et·y·mol·o·gy [et-uh-mol-uh-jee] noun, plural et·y·mol·o·gies. — the study of historical linguistic change, especially as manifested in individual words.
It is still difficult to find a great deal of historical information written by Black womyn about experiencing the world as femme. It’s not easy to separate this fact from a sort of nefarious pseudo-sexism that devalues femininity in general, which exists among lesbians and queer womyn as it does in society at large. Use of the word “femme” probably sprouted from the French word for “woman,” but since femme is a gender, not all femmes are necessarily women. Femmes militantly resist the association of femininity with weakness and lack, and press forward creating entirely new ways and means of being feminine.
Lillian Faderman in the quintessential Odd Girls and Twilight Lovers: A History of Lesbian Life in Twentieth-Century America places the first “intentional” understanding of femme existence as occurring among the urban sexual underground of the 1890’s, where it was common for butches (then called “female inverts”) and femmes to cruise each other at balls and later rent parties. Exposing a queer preference toward masculinity, throughout the early twentieth century there were seven or more words to describe butch lesbians and two to describe femmes (“mamma” and “wife”). Faderman notes that in some regions the word “femme” was interchangeable with the insult “fluff,” as a way to negatively reflect upon what they saw to be the frivolous practice of feminine adornment. Modern lesbian gender roles began to solidify in the 1950’s after the Second World War, but by the rise of the intellectual feminism that typified the 1970’s butch/femme became a highly contested practice. Many lesbian-feminists regarded both gender identities as a patriarchal relic from Cold War America.
Thankfully, femme roles saw a resurgence during the 1980’s. Unlike during the rigid and outwardly dour 1950’s, for the first time “a woman was a butch or a femme simply because she said she was” rather than there being an system for determining lesbian gender that mirrored the measures of state-sponsored gender oppression. Before this time femmes were expected to occupy a “traditional” gendered role and it was uncommon and considered “incestuous” for femmes to love and fuck other femmes. Femmes of the 1980’s questioned the assumptions and taboos that were commonplace at the time and widened the scope of queer(ed) femininity.
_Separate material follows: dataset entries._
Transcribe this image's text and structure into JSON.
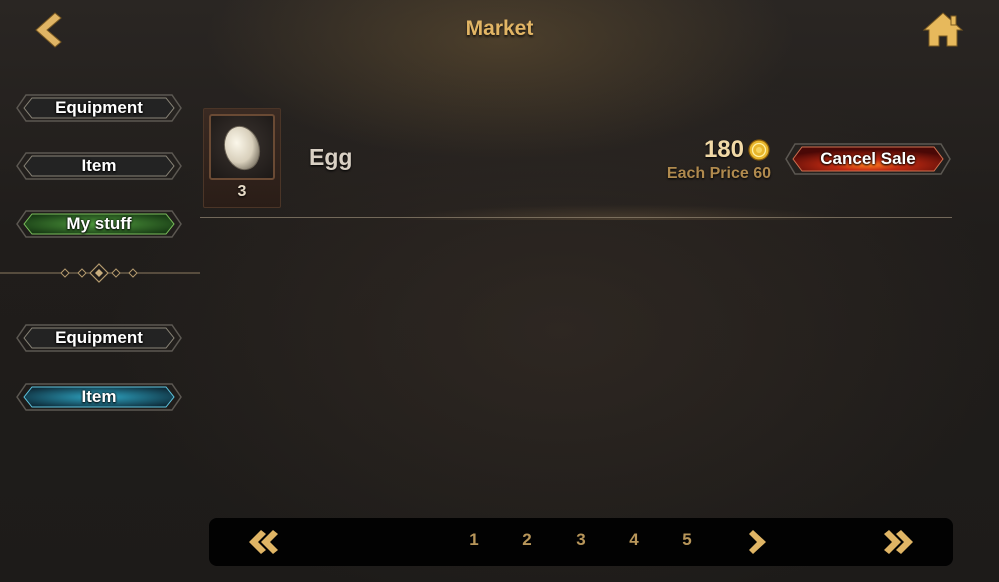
{
  "header": {
    "title": "Market",
    "back_icon": "chevron-left-icon",
    "home_icon": "home-icon"
  },
  "sidebar": {
    "group1": [
      {
        "label": "Equipment",
        "state": "normal"
      },
      {
        "label": "Item",
        "state": "normal"
      },
      {
        "label": "My stuff",
        "state": "selected"
      }
    ],
    "group2": [
      {
        "label": "Equipment",
        "state": "normal"
      },
      {
        "label": "Item",
        "state": "selected"
      }
    ]
  },
  "listings": [
    {
      "name": "Egg",
      "quantity": "3",
      "total_price": "180",
      "each_price": "Each Price 60",
      "icon": "egg-icon",
      "currency_icon": "gold-coin-icon",
      "action_label": "Cancel Sale"
    }
  ],
  "pagination": {
    "pages": [
      "1",
      "2",
      "3",
      "4",
      "5"
    ],
    "first_icon": "double-chevron-left-icon",
    "next_icon": "chevron-right-icon",
    "last_icon": "double-chevron-right-icon"
  },
  "colors": {
    "gold": "#e2b565",
    "tab_dark": "#232323",
    "tab_green": "#2f6b2a",
    "tab_blue": "#1c6b86",
    "cancel_red": "#9a1a10"
  }
}
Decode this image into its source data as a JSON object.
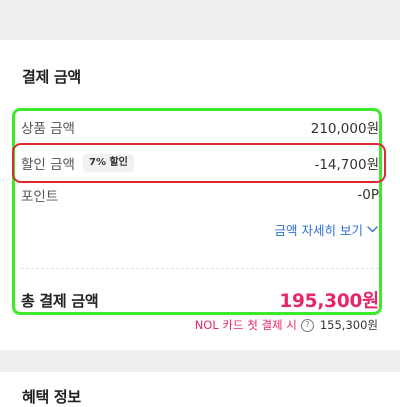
{
  "section": {
    "title": "결제 금액"
  },
  "rows": [
    {
      "label": "상품 금액",
      "value": "210,000원"
    },
    {
      "label": "할인 금액",
      "badge": "7% 할인",
      "value": "-14,700원"
    },
    {
      "label": "포인트",
      "value": "-0P"
    }
  ],
  "detail_link": {
    "label": "금액 자세히 보기",
    "icon": "chevron-down-icon"
  },
  "total": {
    "label": "총 결제 금액",
    "value": "195,300원"
  },
  "card_offer": {
    "label": "NOL 카드 첫 결제 시",
    "icon": "question-circle-icon",
    "value": "155,300원"
  },
  "next_section": {
    "title": "혜택 정보"
  },
  "colors": {
    "accent_pink": "#e6266b",
    "link_blue": "#2f6fd6",
    "highlight_green": "#3dea2b",
    "highlight_red": "#e0282e",
    "band_gray": "#efeff1"
  }
}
Fast forward to the present and we find femmes all over the world working towards (and beyond) visibility. Still, a quick glance of the cultural institutions that we value leave out the needs of femmes of color and femmes in general. I believe that chief among the specific needs of femmes is for queer masculinities and femininities to work together to end sexism and femmephobia. Often I see what I call the “femme island” effect, where issues unique or more prevalent for queer(ed) femininities are less likely to be taken up as central issues for all LGBT/queer people. Some issues that stay on “femme island” include sexual street harassment, harmful beauty standards, and sexist assumptions about the role of femmes in queer community.
For instance, while signing up as a volunteer for a widely know conference for butches and queer masculinities, I inquired about whether there was any collaboration between this gathering and the Femme of Color Symposium (which occurred on the same days in the same hotel). After a long confused silence from the volunteer recruiter, they asked if the Femme of Color Symposium was “a burlesque troop” and referred me to the performance coordinator. Can’t beat sexism and bureaucracy.
I am more interested in an understanding of femme that stresses resistance to sexist/ patriarchal power dynamics such as this one from What is Femme Anyway? by Bossy Femme: “Femme is defiance. Femme ignores the male gaze & tells patriarchy to fuck off. Femme is a refusal of the pressure to be thinner, whiter, pimple-free, wrinkle-free, smaller, quieter. Femme says that we’ll take the short skirts but you can keep the catcalls to yourself.” Femmes of the present day are defining their existence much like Gee, one of the contributors to the September/October 2011 edition of the zine Cosmoqueer, who writes “femme is wearing glittery brass knuckles.”
From our beginnings as one half of a butch/femme team that served to preserve our way of living and loving for decades, to an autonomous identity rooted in transgressive femininity, every step of the way creating femme has been a labor of love and honor. As femme cultural worker Leah Lakshmi Piepzna- Samarasinha writes in her essay “Never Be Hungry Again” in Persistence: All Ways Butch and Femme, “Femme is about honor,” honoring the sacrifices that are made by femininities every day, the femme cultural warriors who precede us, and the femmes who compose our beloved community.
– Cyrée Jarelle Johnson
Cyrée Jarelle Johnson is a Black Femme dyke writer, scholar, zinester, and poet. Cyrée Jarelle is committed to relocating Femme culture from margin to center using writing, non-formal education and communal publication. Ze remains a crippled Jersey Grrl abroad; in hir swollen feet ze is a wanderer, but hir heart is in the foodcourt at the Woodbridge Mall.